[Opening EXERCISE DATA section]

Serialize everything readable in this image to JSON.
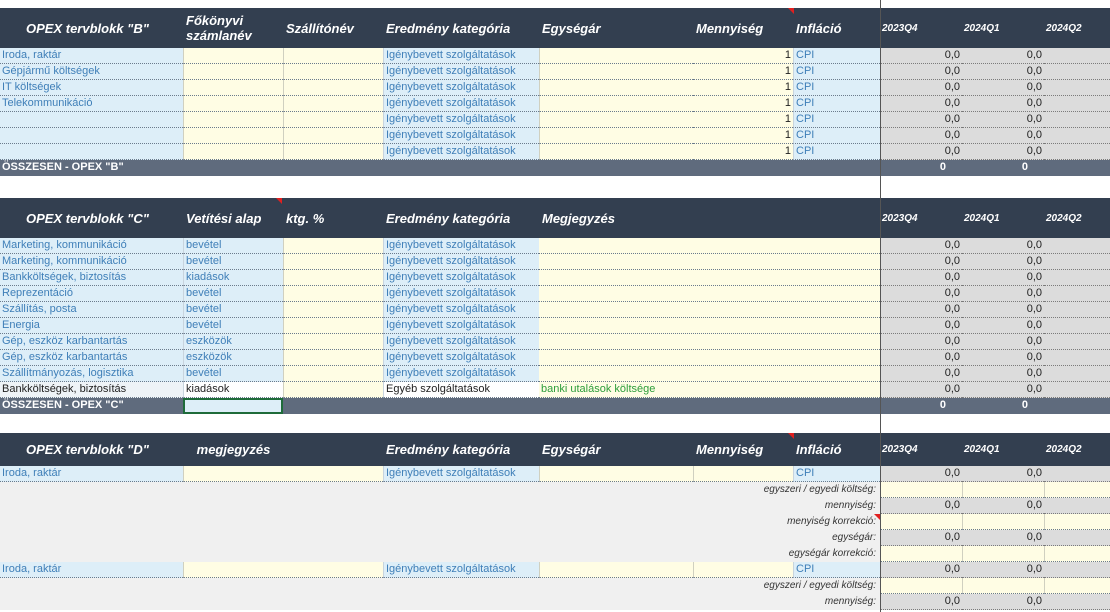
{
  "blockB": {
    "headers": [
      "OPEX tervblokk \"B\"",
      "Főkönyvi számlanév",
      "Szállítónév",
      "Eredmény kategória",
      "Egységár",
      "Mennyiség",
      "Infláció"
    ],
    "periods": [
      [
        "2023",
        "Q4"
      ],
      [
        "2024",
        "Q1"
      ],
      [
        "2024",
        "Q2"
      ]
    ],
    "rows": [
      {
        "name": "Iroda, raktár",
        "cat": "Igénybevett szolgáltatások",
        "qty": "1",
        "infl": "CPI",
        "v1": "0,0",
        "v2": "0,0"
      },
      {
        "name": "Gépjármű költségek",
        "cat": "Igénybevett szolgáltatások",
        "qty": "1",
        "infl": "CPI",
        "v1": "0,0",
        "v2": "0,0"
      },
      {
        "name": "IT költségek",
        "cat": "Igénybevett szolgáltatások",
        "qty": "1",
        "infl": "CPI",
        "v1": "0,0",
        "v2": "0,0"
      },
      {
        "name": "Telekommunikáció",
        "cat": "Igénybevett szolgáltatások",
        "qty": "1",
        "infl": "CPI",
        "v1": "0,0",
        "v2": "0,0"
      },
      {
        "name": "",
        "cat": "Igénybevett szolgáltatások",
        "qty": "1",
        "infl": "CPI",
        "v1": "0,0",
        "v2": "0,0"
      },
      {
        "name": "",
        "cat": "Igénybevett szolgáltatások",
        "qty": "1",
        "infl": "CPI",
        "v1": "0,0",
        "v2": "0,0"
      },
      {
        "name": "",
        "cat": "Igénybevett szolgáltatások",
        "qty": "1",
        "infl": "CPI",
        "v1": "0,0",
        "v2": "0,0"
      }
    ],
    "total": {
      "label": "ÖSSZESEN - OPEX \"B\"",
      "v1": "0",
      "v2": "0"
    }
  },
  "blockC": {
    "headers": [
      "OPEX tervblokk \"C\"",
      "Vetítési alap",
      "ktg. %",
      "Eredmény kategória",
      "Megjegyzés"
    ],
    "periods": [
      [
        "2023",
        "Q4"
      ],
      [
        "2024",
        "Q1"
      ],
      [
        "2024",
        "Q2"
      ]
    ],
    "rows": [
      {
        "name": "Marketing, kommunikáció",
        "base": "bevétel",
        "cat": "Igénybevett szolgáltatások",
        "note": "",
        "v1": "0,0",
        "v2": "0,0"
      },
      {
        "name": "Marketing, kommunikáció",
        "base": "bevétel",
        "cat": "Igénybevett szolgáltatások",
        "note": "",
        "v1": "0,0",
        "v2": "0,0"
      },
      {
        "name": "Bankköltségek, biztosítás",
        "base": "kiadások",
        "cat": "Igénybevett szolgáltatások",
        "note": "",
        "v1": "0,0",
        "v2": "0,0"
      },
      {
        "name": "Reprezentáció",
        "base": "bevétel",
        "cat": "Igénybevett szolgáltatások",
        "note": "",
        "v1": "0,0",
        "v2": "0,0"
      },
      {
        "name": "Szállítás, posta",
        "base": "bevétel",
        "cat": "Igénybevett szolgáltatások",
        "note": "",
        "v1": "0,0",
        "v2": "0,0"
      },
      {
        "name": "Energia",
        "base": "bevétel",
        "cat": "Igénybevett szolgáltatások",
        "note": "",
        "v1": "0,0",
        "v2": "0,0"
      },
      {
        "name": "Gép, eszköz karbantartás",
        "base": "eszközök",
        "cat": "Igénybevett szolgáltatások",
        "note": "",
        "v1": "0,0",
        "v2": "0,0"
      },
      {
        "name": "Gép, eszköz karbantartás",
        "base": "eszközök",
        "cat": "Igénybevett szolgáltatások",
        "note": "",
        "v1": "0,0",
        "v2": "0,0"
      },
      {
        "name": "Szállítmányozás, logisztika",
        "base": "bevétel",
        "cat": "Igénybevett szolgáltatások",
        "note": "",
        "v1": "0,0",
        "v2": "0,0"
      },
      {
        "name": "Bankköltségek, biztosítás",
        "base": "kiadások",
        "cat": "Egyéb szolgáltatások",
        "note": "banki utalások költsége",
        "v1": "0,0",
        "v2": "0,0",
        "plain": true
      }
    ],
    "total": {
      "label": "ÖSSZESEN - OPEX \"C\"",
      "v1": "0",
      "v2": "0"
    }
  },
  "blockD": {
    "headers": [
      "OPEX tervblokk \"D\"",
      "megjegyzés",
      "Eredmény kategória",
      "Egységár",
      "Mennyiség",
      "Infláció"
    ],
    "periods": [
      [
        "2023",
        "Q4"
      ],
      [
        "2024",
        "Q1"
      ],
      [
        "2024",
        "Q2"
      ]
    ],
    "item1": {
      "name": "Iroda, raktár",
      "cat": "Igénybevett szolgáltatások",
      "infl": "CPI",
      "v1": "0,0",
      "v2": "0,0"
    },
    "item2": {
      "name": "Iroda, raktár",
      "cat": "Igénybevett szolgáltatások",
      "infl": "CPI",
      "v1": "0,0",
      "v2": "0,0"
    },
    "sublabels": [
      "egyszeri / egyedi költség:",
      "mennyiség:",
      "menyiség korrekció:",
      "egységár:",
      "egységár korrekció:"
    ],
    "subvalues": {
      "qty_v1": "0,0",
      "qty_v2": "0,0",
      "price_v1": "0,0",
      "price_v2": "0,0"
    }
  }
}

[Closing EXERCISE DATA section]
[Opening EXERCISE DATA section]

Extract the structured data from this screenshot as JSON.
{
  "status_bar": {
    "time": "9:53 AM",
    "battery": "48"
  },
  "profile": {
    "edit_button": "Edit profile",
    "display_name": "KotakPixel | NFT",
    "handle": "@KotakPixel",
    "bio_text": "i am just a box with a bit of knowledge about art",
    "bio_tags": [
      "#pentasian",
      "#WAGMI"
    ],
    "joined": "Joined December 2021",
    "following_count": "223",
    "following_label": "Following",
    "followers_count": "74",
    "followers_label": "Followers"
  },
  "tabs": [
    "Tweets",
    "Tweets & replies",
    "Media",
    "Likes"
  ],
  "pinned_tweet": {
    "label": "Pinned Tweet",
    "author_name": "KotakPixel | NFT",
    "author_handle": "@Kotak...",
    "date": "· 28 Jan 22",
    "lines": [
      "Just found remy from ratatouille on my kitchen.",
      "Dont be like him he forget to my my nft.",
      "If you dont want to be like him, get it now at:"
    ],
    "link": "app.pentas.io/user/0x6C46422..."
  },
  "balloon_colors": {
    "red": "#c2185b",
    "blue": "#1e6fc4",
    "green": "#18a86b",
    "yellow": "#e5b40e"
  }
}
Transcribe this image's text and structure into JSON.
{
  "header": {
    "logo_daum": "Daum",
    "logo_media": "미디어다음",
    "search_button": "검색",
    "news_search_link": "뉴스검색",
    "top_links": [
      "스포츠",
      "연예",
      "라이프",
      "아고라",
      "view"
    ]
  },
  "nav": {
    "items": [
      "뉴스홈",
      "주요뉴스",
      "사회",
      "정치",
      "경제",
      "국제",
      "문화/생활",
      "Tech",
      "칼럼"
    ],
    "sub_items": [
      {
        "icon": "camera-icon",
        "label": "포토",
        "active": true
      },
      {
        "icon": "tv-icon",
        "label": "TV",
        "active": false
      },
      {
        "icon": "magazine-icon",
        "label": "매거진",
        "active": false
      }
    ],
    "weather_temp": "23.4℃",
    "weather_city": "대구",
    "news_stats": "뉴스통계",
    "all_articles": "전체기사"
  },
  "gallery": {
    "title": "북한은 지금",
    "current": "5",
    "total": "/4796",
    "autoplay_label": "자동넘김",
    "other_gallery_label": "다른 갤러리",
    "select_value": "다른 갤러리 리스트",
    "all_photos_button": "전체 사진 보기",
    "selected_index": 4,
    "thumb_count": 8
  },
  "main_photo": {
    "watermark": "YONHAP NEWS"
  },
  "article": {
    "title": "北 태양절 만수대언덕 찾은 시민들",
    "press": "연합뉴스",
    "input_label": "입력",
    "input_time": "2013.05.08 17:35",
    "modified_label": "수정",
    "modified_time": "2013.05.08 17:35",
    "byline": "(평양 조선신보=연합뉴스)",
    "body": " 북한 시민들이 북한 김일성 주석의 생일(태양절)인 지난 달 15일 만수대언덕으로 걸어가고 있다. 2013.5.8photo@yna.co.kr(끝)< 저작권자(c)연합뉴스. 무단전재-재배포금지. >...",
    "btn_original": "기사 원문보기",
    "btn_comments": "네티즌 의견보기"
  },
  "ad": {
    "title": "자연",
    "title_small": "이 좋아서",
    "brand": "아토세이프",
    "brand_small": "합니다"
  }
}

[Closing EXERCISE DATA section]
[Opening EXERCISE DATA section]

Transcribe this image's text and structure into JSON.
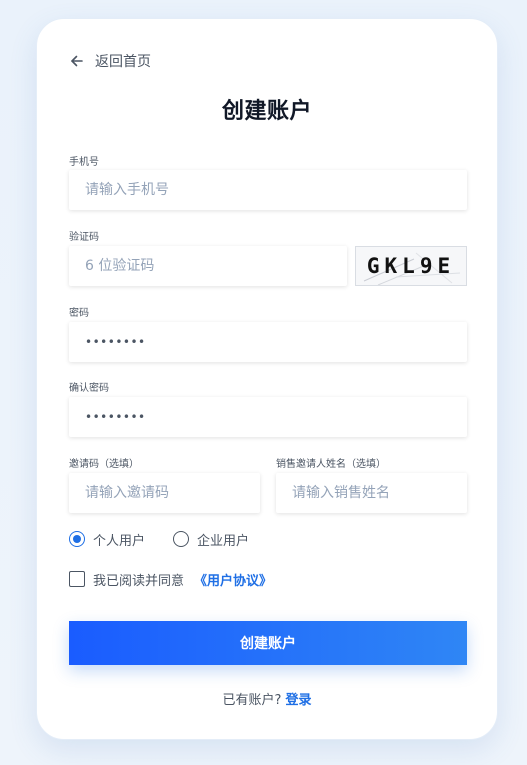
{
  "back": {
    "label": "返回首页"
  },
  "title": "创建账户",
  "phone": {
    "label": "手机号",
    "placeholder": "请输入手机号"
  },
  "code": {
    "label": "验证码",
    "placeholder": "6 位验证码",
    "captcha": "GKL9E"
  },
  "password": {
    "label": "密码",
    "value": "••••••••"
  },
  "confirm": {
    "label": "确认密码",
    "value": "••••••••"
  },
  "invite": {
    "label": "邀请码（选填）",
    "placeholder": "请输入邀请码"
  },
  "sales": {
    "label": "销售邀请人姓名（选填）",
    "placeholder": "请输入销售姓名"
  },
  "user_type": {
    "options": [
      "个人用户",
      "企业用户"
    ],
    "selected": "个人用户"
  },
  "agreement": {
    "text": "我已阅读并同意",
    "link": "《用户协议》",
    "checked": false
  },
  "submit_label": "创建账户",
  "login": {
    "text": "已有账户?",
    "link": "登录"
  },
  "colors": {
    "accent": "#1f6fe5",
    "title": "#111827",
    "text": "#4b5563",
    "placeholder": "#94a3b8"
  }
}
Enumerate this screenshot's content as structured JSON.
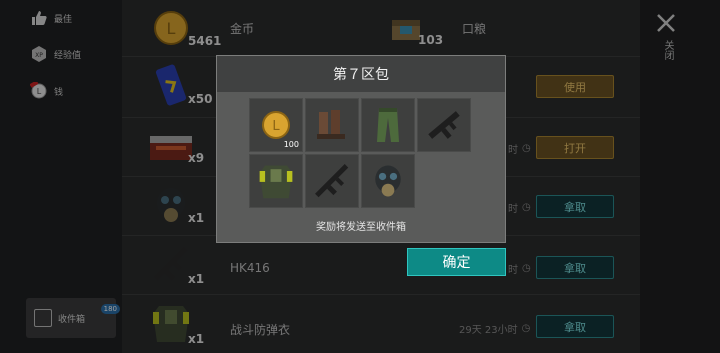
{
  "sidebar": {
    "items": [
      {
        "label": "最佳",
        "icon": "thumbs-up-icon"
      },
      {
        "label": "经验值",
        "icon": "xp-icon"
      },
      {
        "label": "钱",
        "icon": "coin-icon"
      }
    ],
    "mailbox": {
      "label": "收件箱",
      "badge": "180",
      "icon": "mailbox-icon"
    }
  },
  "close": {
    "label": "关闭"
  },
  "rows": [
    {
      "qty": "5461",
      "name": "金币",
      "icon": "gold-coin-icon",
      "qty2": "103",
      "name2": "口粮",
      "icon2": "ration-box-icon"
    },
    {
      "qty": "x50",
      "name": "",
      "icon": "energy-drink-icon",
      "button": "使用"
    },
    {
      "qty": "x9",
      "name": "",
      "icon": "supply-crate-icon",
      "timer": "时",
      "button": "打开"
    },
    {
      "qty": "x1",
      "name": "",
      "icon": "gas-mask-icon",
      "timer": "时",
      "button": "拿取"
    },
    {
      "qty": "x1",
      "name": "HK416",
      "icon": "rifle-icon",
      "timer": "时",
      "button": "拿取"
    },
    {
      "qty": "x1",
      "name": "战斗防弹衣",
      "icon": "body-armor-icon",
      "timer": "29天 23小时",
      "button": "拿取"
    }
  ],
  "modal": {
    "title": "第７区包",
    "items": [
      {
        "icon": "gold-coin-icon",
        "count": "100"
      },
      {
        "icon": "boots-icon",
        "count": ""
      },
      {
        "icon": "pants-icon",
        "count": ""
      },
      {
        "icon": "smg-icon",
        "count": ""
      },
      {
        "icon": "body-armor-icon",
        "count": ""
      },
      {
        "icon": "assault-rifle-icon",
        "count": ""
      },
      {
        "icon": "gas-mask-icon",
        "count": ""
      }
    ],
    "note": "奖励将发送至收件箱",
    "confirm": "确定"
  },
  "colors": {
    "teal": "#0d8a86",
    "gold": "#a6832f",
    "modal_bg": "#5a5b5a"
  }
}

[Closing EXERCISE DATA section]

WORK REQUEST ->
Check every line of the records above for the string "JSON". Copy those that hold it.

REPLY ->
Serialize everything readable in this image to JSON.
Extract the structured data from this screenshot as JSON.
Transcribe this image's text and structure into JSON.
Transcribe this image's text and structure into JSON.
Enumerate this screenshot's content as structured JSON.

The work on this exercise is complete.